The nation’s unemployment rate fell in December to a healthy 3.9 percent — a pandemic low — despite employers adding only 199,000 jobs, indicating that employers are struggling to fill positions with many Americans hesitant to return to work.
The drop in the unemployment rate, from 4.2 percent in November to 4.2 percent in December, indicated that many more people found work last month. Indeed, despite a slight increase in hiring reported by businesses, 651,000 more workers reported being employed in December compared to November.
Nonetheless, the Labor Department data released on Friday reflected the state of the job market in early December, before the surge in COVID-19 infections began to disrupt the economy jobs. Economists have warned that omicron cases, which have forced millions of newly infected workers to stay home and quarantine, may cause job growth to slow in January and possibly February. The economy is still about 3.6 million jobs short of where it was before the pandemic.
For the time being, steady hiring is being driven by strong consumer demand, which has remained resilient in the face of chronic supply shortages. Consumer spending and business equipment purchases are expected to propel the economy to a robust annual growth rate of around 7% in the final three months of 2021. According to the Conference Board, Americans’ confidence in the economy increased slightly in December, implying that spending was probably healthy for much of last month.
Wages rose sharply in December, with average hourly pay increasing by 4.7 percent over the previous year. That pay raise indicates that businesses are vying hard to fill open positions. A record-high wave of resignations, as many workers seek better jobs, is fueling wage increases.
Low unemployment and rapid wage growth, on the other hand, may drive up inflation as businesses raise prices to cover rising labor costs. Price increases have already reached a four-decade high, prompting the Federal Reserve to abruptly shift from keeping interest rates low to support hiring to raising interest rates to combat inflation. Most economists expect the Fed to raise its benchmark short-term rate, which is now near zero, in March and two or three more times this year.
“Companies are paying up for workers for example amazon remote jobs,” said Neil Dutta, an economist at Renaissance Macro Research. “This is consistent with inflation well above 2%, which keeps the pressure on the Fed to raise interest rates.”
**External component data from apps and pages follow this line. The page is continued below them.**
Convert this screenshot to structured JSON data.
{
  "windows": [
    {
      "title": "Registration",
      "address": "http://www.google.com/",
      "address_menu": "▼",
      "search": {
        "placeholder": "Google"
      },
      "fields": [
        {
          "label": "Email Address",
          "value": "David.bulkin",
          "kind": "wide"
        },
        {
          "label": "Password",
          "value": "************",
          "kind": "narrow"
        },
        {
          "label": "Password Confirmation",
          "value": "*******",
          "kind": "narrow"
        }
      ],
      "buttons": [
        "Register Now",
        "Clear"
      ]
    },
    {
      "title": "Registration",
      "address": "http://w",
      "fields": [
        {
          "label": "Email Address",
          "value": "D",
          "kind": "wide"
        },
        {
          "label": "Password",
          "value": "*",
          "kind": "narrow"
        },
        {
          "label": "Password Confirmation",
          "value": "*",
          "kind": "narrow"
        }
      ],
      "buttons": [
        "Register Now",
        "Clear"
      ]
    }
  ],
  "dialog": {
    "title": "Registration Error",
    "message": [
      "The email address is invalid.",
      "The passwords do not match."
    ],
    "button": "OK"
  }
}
Patrick Freeman, a custodian at a furniture factory in Hickory, North Carolina, is one of those benefiting from the fierce competition for workers. After working as a temp for two years, Freeman, 57, was given a permanent position in late November. Freeman received the good news at a time when many of his coworkers have moved on, leaving the company understaffed.
Freeman’s pay increased from $12 to $16 per hour after he was hired on full-time. He will also receive health, dental, and vision benefits after a 60-day probation period. In addition, he qualifies for the company’s employee stock ownership program.
Becky Frankiewicz, president of staffing giant ManpowerGroup North America, stated that many of Manpower’s clients are transitioning employees from temporary to permanent status because, with workers scarce, they want to “lock people up.”
According to Frankiewicz, absenteeism is three times higher than it was in 2021 due to omicron. Despite this, she claims that “no slowdown in demand” for workers has occurred. However, job growth will likely suffer this month as a result of the omicron variant, which has sickened millions of Americans, forced airlines to cancel thousands of flights, reduced traffic at restaurants and bars, and caused some major school systems to close, potentially keeping some parents at home with children and unable to work.
This could make it even more difficult for businesses to remain fully staffed, as well as slow the economy. According to Michael Pearce, an economist at Capital Economics, millions of workers will most likely be quarantined at home next week. Those who are not paid — roughly one-fifth of the U.S. workforce does not have sick leave — will not have their jobs counted by the government. This would reduce the January employment gain reported by businesses.
Even with December’s modest gain, 2021 was one of the best years for American workers in decades, though it came after 2020, the worst year for the job market since records began in 1939 as a result of the pandemic recession. Companies advertised a record number of open positions last year and offered significantly higher pay to attract and retain employees.
Following the pandemic, the government’s survey of company payrolls has become more volatile, with one month’s data frequently followed by a sharply different trend a month or two later. For example, November’s job gain of 210,000 was revised up to 249,000 on Friday, and October’s gain, originally reported at 531,000, was revised up to a solid 648,000.
The December report also reflects a discrepancy in two monthly surveys conducted by the government. A household survey is used to calculate the unemployment rate. This month’s survey found that 651,000 more people reported being employed. A separate survey of employers, known as the payroll survey, revealed that only 199,000 new jobs were created. Though the results of the two surveys typically match up over the long run, they can differ sharply in any one month.